Mash pH should be in the range 5.4 - 5.6 as this is required for the mashing enzymes to do their jobs and for the beer to develop all the flavors you want. Above this range beer flavors are dull and uninteresting. Go below this range, I am told, and the beer becomes stridently flavored. This has never happened to me so I have no first hand experience with it. If mash pH is correct kettle pH usually falls in the right range. Again, water pH has little to do with this. Alkalinity does and that's the parameter to look for.

Sulfate content has a lot to do with the way hops flavors are perceived. Arlington water carries sulfate at about 30 - 35 ppm. That's too much for the German beers that use noble hops but way lower than what most people who do mostly ales seem to like. Others say that high sulfate levels render any hops bitterness harsh and should be avoided.

I would say stay with the low sulfate (i.e. what's in the water for now) and simply use more hops. Stay away from high alpha hops, add them late and cool the wort as quickly as you can. This insures more oils (responsible for hops flavor and aroma) per unit of beer bitterness and prevents the oils, which are quite volatile, from flying off.

Run over to Mad Fox and taste some of Bill's highly hopped beers. This is what can be done with the local water.

Bicarbonate is calculated from alkalinity by dividing the alkalinity by 50 and multiplying the answer by 61. In your area alkalinity runs around 80 so bicarbonate is 61*80/50 ~ 96.

__________________
ajdelange is offline
fnord Likes This 
Reply With Quote Quick reply to this message
Old 09-04-2012, 11:49 PM   #9
SONICYOUTH
Feedback Score: 0 reviews
Recipes 
 
Join Date: Oct 2011
Location: ARLINGTON, VA
Posts: 77
Default

I'm actually clapping at my computer for how awesome that response was. Thank you.

__________________
SONICYOUTH is offline
 
Reply With Quote Quick reply to this message
Old 10-22-2013, 10:45 PM   #10
ZedBrewer
Feedback Score: 0 reviews
Recipes 
 
Join Date: May 2012
Posts: 8
Likes Given: 1

Default

Sorry for resurrecting an old thread, but I use a method very similar to JeffoC6's, and I'm essentially having the same problem. Have either of you been able to solve it since you last posted?

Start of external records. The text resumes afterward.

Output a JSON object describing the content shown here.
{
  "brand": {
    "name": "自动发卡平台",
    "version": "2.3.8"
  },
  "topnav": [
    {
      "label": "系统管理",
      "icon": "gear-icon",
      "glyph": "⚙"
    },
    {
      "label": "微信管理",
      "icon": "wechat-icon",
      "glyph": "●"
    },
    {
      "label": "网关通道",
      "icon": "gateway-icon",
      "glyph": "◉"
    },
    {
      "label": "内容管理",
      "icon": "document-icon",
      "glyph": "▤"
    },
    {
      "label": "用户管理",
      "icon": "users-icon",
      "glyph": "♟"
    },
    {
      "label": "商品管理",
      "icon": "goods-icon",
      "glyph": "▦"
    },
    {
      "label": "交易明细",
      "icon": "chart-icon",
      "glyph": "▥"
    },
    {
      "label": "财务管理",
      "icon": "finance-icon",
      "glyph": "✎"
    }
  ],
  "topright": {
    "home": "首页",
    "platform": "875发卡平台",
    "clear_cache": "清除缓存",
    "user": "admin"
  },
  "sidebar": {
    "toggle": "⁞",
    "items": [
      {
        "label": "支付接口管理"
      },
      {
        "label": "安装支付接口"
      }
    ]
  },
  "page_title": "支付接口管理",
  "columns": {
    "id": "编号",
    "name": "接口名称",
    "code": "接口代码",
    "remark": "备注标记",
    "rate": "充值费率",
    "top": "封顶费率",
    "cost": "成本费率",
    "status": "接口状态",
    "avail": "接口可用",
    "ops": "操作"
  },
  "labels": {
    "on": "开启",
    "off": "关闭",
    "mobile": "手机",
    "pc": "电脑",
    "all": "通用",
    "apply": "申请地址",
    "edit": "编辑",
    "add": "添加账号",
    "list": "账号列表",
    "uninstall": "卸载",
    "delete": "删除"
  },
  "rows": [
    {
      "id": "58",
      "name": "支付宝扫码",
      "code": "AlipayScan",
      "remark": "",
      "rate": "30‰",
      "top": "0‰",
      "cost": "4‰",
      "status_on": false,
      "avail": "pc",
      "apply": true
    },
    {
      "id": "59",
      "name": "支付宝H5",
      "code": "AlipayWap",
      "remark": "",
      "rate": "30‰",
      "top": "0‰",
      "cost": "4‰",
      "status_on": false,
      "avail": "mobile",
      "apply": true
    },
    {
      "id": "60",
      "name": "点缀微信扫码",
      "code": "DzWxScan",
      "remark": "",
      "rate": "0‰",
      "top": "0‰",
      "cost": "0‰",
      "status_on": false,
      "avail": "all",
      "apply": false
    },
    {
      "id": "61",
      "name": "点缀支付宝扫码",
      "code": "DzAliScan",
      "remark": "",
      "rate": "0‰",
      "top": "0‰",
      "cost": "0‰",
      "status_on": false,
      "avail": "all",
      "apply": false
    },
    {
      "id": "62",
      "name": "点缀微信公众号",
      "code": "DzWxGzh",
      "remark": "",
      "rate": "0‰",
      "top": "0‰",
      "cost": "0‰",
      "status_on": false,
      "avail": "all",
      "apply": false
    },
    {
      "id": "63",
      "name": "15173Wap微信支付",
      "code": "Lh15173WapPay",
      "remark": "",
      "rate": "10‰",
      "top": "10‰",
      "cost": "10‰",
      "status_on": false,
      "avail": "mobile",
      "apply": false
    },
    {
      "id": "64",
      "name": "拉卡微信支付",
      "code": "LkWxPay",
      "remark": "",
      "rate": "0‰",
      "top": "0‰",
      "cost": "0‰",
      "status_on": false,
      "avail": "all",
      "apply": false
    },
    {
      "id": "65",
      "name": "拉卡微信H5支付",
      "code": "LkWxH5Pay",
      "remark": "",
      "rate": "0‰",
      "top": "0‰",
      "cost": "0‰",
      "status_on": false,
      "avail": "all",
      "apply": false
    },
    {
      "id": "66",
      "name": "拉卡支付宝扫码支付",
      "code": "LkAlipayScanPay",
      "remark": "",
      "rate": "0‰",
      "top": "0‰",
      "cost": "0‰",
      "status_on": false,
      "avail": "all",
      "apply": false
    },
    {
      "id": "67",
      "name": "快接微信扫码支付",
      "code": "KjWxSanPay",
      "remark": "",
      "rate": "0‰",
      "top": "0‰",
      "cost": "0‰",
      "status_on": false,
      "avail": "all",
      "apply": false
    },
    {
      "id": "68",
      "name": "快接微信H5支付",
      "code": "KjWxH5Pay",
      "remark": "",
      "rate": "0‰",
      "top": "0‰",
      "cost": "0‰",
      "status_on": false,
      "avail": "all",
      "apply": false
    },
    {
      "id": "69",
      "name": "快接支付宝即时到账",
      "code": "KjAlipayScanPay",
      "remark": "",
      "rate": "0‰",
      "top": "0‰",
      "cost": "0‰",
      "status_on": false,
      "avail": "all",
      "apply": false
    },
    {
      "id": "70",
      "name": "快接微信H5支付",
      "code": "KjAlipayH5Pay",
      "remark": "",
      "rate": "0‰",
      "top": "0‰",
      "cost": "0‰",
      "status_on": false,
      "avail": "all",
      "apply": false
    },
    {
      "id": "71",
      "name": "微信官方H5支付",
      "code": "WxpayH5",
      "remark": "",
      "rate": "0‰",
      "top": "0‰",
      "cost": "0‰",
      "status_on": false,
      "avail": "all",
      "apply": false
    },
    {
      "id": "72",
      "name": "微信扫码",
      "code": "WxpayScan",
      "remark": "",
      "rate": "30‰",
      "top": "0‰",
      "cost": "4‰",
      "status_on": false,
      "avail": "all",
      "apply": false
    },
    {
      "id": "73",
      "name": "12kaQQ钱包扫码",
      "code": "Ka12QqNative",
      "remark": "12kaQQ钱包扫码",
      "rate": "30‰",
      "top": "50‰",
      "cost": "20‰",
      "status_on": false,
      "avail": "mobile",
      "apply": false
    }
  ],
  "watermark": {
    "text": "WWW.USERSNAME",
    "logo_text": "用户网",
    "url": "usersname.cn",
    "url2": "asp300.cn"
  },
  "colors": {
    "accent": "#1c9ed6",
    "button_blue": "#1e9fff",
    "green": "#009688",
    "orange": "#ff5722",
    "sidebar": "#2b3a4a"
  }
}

Thanks!

__________________
ZedBrewer is offline
 
Reply With Quote Quick reply to this message
Reply


Quick Reply
Message:
Options
Thread Tools


Similar Threads
Thread Thread Starter Forum Replies Last Post
How do different volumes of CO2 affect flavor? mthelm85 Brew Science 11 09-29-2011 06:35 PM
Off flavor and water quality FireRescueFL Brew Science 13 06-11-2011 01:25 PM
Amt of water affecting bitterness siobhan Brew Science 16 01-20-2011 06:35 PM
Water profile and associated off flavor? SugarJohnson Brew Science 2 02-02-2010 05:19 PM
Elevation change affecting carbonation levels in bottle conditioned beer? AZ_IPA Brew Science 15 05-27-2009 08:42 AM